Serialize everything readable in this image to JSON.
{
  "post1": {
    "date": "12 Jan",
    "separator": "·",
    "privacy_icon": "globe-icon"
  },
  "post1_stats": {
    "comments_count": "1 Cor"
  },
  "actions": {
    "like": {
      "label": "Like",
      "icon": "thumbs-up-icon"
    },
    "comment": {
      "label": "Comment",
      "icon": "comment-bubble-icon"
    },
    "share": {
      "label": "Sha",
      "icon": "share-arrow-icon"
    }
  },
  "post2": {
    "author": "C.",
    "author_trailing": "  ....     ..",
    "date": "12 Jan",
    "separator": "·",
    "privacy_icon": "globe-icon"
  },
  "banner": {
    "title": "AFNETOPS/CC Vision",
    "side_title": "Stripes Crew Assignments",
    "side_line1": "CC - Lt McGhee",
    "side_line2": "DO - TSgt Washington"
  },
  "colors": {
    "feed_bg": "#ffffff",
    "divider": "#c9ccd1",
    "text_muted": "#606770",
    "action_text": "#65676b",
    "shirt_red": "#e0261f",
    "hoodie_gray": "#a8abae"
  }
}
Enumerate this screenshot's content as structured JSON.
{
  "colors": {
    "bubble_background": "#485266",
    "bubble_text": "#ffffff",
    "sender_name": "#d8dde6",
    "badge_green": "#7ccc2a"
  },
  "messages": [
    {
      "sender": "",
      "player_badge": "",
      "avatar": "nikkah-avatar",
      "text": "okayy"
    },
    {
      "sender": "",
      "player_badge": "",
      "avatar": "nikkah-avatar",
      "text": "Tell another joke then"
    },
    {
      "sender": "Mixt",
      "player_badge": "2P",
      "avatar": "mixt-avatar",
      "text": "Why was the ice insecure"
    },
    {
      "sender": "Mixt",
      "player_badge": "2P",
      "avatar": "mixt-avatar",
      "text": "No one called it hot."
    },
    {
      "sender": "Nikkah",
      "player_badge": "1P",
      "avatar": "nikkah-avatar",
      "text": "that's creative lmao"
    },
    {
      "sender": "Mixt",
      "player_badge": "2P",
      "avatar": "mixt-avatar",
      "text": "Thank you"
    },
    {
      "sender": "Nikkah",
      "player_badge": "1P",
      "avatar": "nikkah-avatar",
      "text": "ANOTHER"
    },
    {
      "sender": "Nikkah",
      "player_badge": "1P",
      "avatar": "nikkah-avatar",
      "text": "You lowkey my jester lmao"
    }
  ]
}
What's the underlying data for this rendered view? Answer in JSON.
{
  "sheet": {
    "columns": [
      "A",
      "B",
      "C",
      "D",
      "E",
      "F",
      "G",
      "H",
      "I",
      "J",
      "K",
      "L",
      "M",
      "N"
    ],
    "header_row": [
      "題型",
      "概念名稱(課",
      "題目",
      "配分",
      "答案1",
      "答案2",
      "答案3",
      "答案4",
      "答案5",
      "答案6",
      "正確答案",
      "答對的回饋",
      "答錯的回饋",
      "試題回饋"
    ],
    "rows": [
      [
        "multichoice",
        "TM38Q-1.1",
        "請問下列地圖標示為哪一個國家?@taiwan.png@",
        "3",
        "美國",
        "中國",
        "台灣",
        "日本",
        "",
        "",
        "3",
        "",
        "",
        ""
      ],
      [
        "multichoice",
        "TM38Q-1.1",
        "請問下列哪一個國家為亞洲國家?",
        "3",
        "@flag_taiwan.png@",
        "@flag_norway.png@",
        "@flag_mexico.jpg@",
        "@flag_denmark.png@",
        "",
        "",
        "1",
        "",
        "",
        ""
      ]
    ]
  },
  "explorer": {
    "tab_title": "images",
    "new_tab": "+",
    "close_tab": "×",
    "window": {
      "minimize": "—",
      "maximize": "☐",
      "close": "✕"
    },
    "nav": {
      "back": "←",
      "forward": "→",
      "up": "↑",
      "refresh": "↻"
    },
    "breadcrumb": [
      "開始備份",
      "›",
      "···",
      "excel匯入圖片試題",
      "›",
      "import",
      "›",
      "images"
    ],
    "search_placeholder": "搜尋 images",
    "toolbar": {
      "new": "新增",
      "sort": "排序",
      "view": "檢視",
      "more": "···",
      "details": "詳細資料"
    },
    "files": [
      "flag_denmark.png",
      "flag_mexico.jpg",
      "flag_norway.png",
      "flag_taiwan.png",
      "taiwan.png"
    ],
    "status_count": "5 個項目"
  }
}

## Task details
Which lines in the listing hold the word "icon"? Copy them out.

## Exercise result
    "privacy_icon": "globe-icon"
      "icon": "thumbs-up-icon"
      "icon": "comment-bubble-icon"
      "icon": "share-arrow-icon"
    "privacy_icon": "globe-icon"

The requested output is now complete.